As religious conflicts escalate, one or both sides may claim to be the only true believers. Those who disagree are not only wrong, but dangerous. Different viewpoints on biblical interpretation may lead to accusations of rejecting biblical authority altogether. People on opposite sides of a disputed ethical question may write off their challengers as depraved. This is not to say that theological or ethical differences are unimportant. Far from it—such differences may have significant impact. But it is rarely helpful to believe that one side alone has a monopoly on truth, or to refuse to accept that the other side is acting in good faith. This attitude destroys community and prevents the growth that can come through open expression of disagreement.

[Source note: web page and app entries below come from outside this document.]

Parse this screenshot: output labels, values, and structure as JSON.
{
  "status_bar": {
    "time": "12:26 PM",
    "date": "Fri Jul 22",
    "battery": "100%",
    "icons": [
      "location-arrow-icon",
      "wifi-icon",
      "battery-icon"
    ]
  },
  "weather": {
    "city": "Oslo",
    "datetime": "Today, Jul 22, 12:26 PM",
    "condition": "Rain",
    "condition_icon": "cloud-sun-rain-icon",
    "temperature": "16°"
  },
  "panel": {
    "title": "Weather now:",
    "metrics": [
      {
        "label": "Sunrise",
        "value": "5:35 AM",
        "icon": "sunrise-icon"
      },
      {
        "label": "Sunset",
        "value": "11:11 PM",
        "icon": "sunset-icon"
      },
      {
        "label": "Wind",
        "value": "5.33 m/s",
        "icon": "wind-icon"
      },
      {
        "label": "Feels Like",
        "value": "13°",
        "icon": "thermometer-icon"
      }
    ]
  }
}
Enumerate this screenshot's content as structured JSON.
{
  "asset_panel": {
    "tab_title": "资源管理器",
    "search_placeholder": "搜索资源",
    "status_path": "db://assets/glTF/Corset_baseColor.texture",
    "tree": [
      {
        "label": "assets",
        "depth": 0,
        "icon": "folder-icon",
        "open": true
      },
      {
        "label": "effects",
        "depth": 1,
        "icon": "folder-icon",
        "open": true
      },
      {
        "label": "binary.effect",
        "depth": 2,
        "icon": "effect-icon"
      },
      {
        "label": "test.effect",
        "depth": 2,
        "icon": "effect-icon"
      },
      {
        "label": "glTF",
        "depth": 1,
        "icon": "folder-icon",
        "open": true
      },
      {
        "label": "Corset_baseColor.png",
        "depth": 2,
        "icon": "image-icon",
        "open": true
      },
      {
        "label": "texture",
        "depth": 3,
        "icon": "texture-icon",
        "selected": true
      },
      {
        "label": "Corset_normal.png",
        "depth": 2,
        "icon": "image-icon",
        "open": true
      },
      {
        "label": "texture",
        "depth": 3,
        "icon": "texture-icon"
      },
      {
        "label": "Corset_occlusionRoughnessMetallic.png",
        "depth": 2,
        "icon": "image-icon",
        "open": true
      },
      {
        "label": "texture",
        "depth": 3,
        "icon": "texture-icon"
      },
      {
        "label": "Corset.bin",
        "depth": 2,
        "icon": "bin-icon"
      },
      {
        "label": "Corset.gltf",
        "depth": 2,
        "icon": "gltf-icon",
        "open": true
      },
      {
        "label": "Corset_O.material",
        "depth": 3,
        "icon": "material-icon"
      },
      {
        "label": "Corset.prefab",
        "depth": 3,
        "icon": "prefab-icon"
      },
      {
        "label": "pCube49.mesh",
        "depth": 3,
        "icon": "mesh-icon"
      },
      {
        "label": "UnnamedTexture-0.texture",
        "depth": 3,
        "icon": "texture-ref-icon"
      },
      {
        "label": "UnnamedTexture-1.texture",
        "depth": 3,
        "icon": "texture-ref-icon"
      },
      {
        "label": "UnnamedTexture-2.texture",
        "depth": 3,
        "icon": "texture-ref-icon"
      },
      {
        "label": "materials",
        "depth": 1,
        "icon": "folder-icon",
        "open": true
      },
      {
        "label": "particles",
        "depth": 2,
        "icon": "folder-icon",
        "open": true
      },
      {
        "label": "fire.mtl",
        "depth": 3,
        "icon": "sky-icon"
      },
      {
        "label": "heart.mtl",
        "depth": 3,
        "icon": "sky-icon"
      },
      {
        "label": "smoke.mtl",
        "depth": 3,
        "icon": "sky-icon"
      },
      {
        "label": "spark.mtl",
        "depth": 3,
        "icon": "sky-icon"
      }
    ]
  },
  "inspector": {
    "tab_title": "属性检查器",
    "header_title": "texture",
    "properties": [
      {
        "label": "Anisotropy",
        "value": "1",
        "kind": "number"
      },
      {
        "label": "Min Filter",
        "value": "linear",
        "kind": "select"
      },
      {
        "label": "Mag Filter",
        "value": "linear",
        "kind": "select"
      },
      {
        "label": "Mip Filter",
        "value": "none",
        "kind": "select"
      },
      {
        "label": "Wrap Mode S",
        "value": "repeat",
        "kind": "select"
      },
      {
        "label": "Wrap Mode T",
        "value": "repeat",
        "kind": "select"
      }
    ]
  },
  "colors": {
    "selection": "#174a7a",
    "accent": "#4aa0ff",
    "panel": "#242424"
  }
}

In particular, an exclusive belief in our own correctness discourages introspection and self-critique. Alongside their blistering critiques of their rivals, the community behind Third Isaiah retained the capacity to recognize their own shortcomings. In Isaiah 58:2–14, God addresses worshipers whose ritual practices are correct, but are not accompanied by concern for the vulnerable and oppressed. This text is a model for critical self-examination. Prophetic critique that only addresses others’ moral failings, and never one’s own, is highly suspect.
Judgment and mercy
At the beginning of the text, God goes to great lengths to establish a relationship with the rival group, despite their rejection: “I said, ‘Here I am, here I am.’… I held out my hands all day long” (verses 1-2). In verses 6–7, that openness gives way to threats of punishment: “I will not keep silent, but I will repay.” Then that declaration is tempered in verses 8–9, when God resolves “for my servants’ sake … not [to] destroy them all.” This movement between mercy and judgment threatens to leave the reader with whiplash, but this tension lies at the very heart of the portrayal of God in the Bible (For example, Exodus 34:6–7; Hosea 11:8–9; Isaiah 54:8).
In verse 8, God explains the change of mind by comparing the post-exilic community to a cluster of grapes. Some grapes may be rotten, but destroying the cluster would mean losing the wine that the good grapes could yet produce. It’s similar logic to Jesus’ parable of the wheat and weeds in Matthew 13:24–30. This rejection of vengeance, even if only temporary, suggests a better way for dealing with intra-religious disagreement. Putting aside escalating rhetoric and exclusionary practices, we should accept that we’re all part of the same community. However much we may wish it, God isn’t likely to vindicate us by punishing our rivals. We may never know who is right or wrong on this side of heaven. In the meantime, we should recommit ourselves to the hard work of living together, and never give up hope for the possibility of reconciliation.